Exercise objective — For the entries that follow, state how many lines include the word "batida", giving the number and nothing else.
★ ★ ★ ★
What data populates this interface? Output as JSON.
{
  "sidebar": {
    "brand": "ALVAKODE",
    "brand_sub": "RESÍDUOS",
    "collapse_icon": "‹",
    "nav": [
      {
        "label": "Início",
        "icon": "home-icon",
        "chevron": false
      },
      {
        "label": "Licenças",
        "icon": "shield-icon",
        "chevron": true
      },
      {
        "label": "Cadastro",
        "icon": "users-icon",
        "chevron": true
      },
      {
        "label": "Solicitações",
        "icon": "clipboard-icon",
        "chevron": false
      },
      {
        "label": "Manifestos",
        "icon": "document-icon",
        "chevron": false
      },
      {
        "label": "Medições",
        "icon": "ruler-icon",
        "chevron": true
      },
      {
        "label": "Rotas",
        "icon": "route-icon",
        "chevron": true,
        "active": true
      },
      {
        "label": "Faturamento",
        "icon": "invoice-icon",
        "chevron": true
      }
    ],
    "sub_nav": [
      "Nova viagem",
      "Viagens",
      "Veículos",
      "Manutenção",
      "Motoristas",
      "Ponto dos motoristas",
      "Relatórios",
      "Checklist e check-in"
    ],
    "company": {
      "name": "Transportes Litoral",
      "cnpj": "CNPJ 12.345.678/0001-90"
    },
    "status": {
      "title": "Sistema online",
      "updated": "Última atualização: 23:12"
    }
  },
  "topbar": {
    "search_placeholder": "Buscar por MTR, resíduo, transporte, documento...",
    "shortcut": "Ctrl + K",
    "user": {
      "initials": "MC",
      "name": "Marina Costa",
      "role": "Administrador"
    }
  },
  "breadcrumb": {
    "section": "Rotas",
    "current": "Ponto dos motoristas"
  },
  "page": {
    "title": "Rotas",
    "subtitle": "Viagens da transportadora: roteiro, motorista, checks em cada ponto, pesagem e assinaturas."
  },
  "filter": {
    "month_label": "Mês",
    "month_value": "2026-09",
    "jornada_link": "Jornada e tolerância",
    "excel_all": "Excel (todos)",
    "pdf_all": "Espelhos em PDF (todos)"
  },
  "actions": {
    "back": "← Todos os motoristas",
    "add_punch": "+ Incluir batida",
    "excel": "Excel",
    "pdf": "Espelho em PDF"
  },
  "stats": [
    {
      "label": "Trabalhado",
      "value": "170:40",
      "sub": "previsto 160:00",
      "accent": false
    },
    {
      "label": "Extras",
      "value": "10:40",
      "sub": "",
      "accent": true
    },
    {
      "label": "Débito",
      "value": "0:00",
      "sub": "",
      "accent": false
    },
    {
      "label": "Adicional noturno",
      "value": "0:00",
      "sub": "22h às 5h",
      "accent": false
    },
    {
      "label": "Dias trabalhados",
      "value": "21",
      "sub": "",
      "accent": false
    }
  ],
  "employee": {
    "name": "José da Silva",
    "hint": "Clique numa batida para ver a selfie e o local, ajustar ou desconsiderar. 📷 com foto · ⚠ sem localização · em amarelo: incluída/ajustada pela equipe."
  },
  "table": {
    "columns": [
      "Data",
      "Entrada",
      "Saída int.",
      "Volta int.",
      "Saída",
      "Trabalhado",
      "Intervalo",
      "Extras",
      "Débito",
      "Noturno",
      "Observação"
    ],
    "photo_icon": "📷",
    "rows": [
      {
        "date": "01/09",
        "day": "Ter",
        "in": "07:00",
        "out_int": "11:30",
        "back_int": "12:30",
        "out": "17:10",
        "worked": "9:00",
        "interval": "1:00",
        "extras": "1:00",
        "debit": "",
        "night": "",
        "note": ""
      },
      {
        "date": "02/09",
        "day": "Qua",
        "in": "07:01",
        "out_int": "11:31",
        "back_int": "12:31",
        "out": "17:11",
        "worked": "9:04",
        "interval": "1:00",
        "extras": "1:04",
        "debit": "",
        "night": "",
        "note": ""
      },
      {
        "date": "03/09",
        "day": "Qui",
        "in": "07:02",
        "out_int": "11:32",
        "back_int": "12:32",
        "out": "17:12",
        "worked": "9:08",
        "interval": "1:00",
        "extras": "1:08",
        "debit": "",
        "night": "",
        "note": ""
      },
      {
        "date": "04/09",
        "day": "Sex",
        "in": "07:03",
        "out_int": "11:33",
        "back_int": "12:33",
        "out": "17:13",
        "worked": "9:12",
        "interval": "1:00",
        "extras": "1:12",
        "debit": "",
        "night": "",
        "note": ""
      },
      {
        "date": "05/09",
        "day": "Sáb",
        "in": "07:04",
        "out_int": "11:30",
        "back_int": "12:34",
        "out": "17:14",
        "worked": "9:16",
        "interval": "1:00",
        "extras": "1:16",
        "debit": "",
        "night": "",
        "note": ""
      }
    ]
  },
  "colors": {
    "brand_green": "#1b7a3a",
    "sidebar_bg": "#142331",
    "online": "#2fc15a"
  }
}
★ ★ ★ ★
Your solution — 2